Twelve years ago the prosecutor from Montgomery County announced that he would not prosecute Bill Cosby on the charges. The allegations of sexual abuse in 2004 were and are the same Mr. Cosby is currently facing. Relying on the prosecutor’s statements that no prosecution would be undertaken, Mr. Cosby moved on with his life, responded to lawsuits in civil court, made statements in that lawsuit as required, and did nothing to preserve defenses, evidence, and witnesses which he could have used in this defense had he been prosecuted 12 years ago. Now, 12 years later, the recently elected prosecutor Mr. Kevin Steele announced that he was reopening the case.
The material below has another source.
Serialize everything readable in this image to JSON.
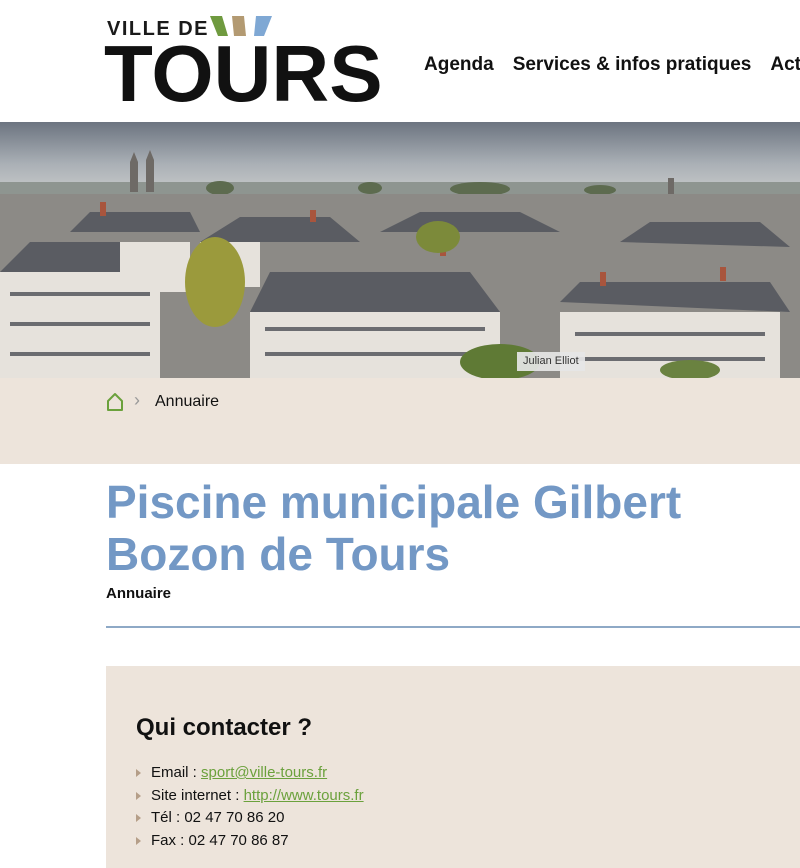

Mr. Steele in his campaign to get elected as the prosecutor in Montgomery County, Pennsylvania, featured his intent to prosecute Bill Cosby.
Mr. Cosby’s arguments which were grounded in contract and equity law did not resonate with Judge Steven O’Neil. Judge O’Neil denied Bill Cosby’s motion to stop the prosecution and gave the prosecutor a green light to proceed in the criminal courts. The incident in question arose in 2004. The allegations are that Mr. Cosby provided unidentified mood altering or intoxicating pills to a Temple University basketball employee, a female, and then allegedly penetrated her with his fingers. Mr. Cosby maintained then, and now, that the sexual contact was consensual, willing and voluntary on the part of both him and the purported victim.
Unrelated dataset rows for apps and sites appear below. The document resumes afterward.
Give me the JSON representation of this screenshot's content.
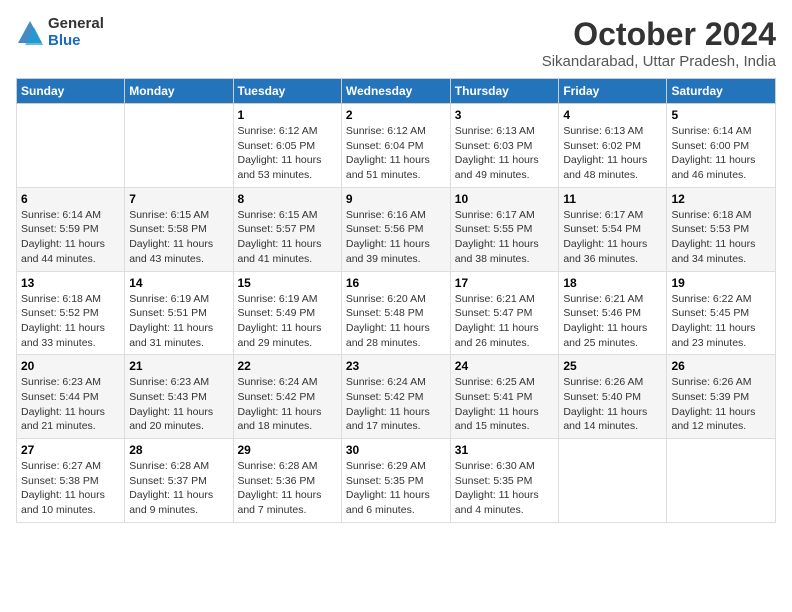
{
  "logo": {
    "general": "General",
    "blue": "Blue"
  },
  "title": "October 2024",
  "location": "Sikandarabad, Uttar Pradesh, India",
  "days_of_week": [
    "Sunday",
    "Monday",
    "Tuesday",
    "Wednesday",
    "Thursday",
    "Friday",
    "Saturday"
  ],
  "weeks": [
    [
      {
        "day": "",
        "info": ""
      },
      {
        "day": "",
        "info": ""
      },
      {
        "day": "1",
        "info": "Sunrise: 6:12 AM\nSunset: 6:05 PM\nDaylight: 11 hours and 53 minutes."
      },
      {
        "day": "2",
        "info": "Sunrise: 6:12 AM\nSunset: 6:04 PM\nDaylight: 11 hours and 51 minutes."
      },
      {
        "day": "3",
        "info": "Sunrise: 6:13 AM\nSunset: 6:03 PM\nDaylight: 11 hours and 49 minutes."
      },
      {
        "day": "4",
        "info": "Sunrise: 6:13 AM\nSunset: 6:02 PM\nDaylight: 11 hours and 48 minutes."
      },
      {
        "day": "5",
        "info": "Sunrise: 6:14 AM\nSunset: 6:00 PM\nDaylight: 11 hours and 46 minutes."
      }
    ],
    [
      {
        "day": "6",
        "info": "Sunrise: 6:14 AM\nSunset: 5:59 PM\nDaylight: 11 hours and 44 minutes."
      },
      {
        "day": "7",
        "info": "Sunrise: 6:15 AM\nSunset: 5:58 PM\nDaylight: 11 hours and 43 minutes."
      },
      {
        "day": "8",
        "info": "Sunrise: 6:15 AM\nSunset: 5:57 PM\nDaylight: 11 hours and 41 minutes."
      },
      {
        "day": "9",
        "info": "Sunrise: 6:16 AM\nSunset: 5:56 PM\nDaylight: 11 hours and 39 minutes."
      },
      {
        "day": "10",
        "info": "Sunrise: 6:17 AM\nSunset: 5:55 PM\nDaylight: 11 hours and 38 minutes."
      },
      {
        "day": "11",
        "info": "Sunrise: 6:17 AM\nSunset: 5:54 PM\nDaylight: 11 hours and 36 minutes."
      },
      {
        "day": "12",
        "info": "Sunrise: 6:18 AM\nSunset: 5:53 PM\nDaylight: 11 hours and 34 minutes."
      }
    ],
    [
      {
        "day": "13",
        "info": "Sunrise: 6:18 AM\nSunset: 5:52 PM\nDaylight: 11 hours and 33 minutes."
      },
      {
        "day": "14",
        "info": "Sunrise: 6:19 AM\nSunset: 5:51 PM\nDaylight: 11 hours and 31 minutes."
      },
      {
        "day": "15",
        "info": "Sunrise: 6:19 AM\nSunset: 5:49 PM\nDaylight: 11 hours and 29 minutes."
      },
      {
        "day": "16",
        "info": "Sunrise: 6:20 AM\nSunset: 5:48 PM\nDaylight: 11 hours and 28 minutes."
      },
      {
        "day": "17",
        "info": "Sunrise: 6:21 AM\nSunset: 5:47 PM\nDaylight: 11 hours and 26 minutes."
      },
      {
        "day": "18",
        "info": "Sunrise: 6:21 AM\nSunset: 5:46 PM\nDaylight: 11 hours and 25 minutes."
      },
      {
        "day": "19",
        "info": "Sunrise: 6:22 AM\nSunset: 5:45 PM\nDaylight: 11 hours and 23 minutes."
      }
    ],
    [
      {
        "day": "20",
        "info": "Sunrise: 6:23 AM\nSunset: 5:44 PM\nDaylight: 11 hours and 21 minutes."
      },
      {
        "day": "21",
        "info": "Sunrise: 6:23 AM\nSunset: 5:43 PM\nDaylight: 11 hours and 20 minutes."
      },
      {
        "day": "22",
        "info": "Sunrise: 6:24 AM\nSunset: 5:42 PM\nDaylight: 11 hours and 18 minutes."
      },
      {
        "day": "23",
        "info": "Sunrise: 6:24 AM\nSunset: 5:42 PM\nDaylight: 11 hours and 17 minutes."
      },
      {
        "day": "24",
        "info": "Sunrise: 6:25 AM\nSunset: 5:41 PM\nDaylight: 11 hours and 15 minutes."
      },
      {
        "day": "25",
        "info": "Sunrise: 6:26 AM\nSunset: 5:40 PM\nDaylight: 11 hours and 14 minutes."
      },
      {
        "day": "26",
        "info": "Sunrise: 6:26 AM\nSunset: 5:39 PM\nDaylight: 11 hours and 12 minutes."
      }
    ],
    [
      {
        "day": "27",
        "info": "Sunrise: 6:27 AM\nSunset: 5:38 PM\nDaylight: 11 hours and 10 minutes."
      },
      {
        "day": "28",
        "info": "Sunrise: 6:28 AM\nSunset: 5:37 PM\nDaylight: 11 hours and 9 minutes."
      },
      {
        "day": "29",
        "info": "Sunrise: 6:28 AM\nSunset: 5:36 PM\nDaylight: 11 hours and 7 minutes."
      },
      {
        "day": "30",
        "info": "Sunrise: 6:29 AM\nSunset: 5:35 PM\nDaylight: 11 hours and 6 minutes."
      },
      {
        "day": "31",
        "info": "Sunrise: 6:30 AM\nSunset: 5:35 PM\nDaylight: 11 hours and 4 minutes."
      },
      {
        "day": "",
        "info": ""
      },
      {
        "day": "",
        "info": ""
      }
    ]
  ]
}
The defense argues that former prosector, Bruce Castor, made an oral agreement not to prosecute Bill Cosby. In argument, Mr. Cosby’s attorney prominently displayed a newspaper press release by the then prosecutor clearly announcing his intention not to prosecute Mr. Cosby. The prosecutor, Mr. Castor, actually wrote the release himself in his capacity as district attorney.
Legal observers believe that this situation and its current resolution are ripe for appeal. Prosecutorial discretion is a historically protected power and has been largely exempted from judicial review. The exceptions, where a court will intervene and bar or stop a prosecution, are for bad faith prosecutions and those which are motivated by malice or pursued for improper purposes. The politics of prosecution argument which is highlighted here, opens the door to arguments of abuse of discretion and improper motivation. The next step in the process of the now active prosecution, is a preliminary hearing. In this hearing, the state must put forward testimony and evidence to establish a pattern of such behaviors by Mr. Cosby, and to demonstrate a good faith fact based prosecution is being undertaken. The prosecutor must present competent evidence to prove the charges. This next step will be the focus of future reviews by this writer. There are significant implications and issues in play here. The focus is on whether a person who is accused in the public domain of a crime who relies on statements of a prosecutor can bar future prosecution. Where it ends is anyone’s guess but it certainly will make new law.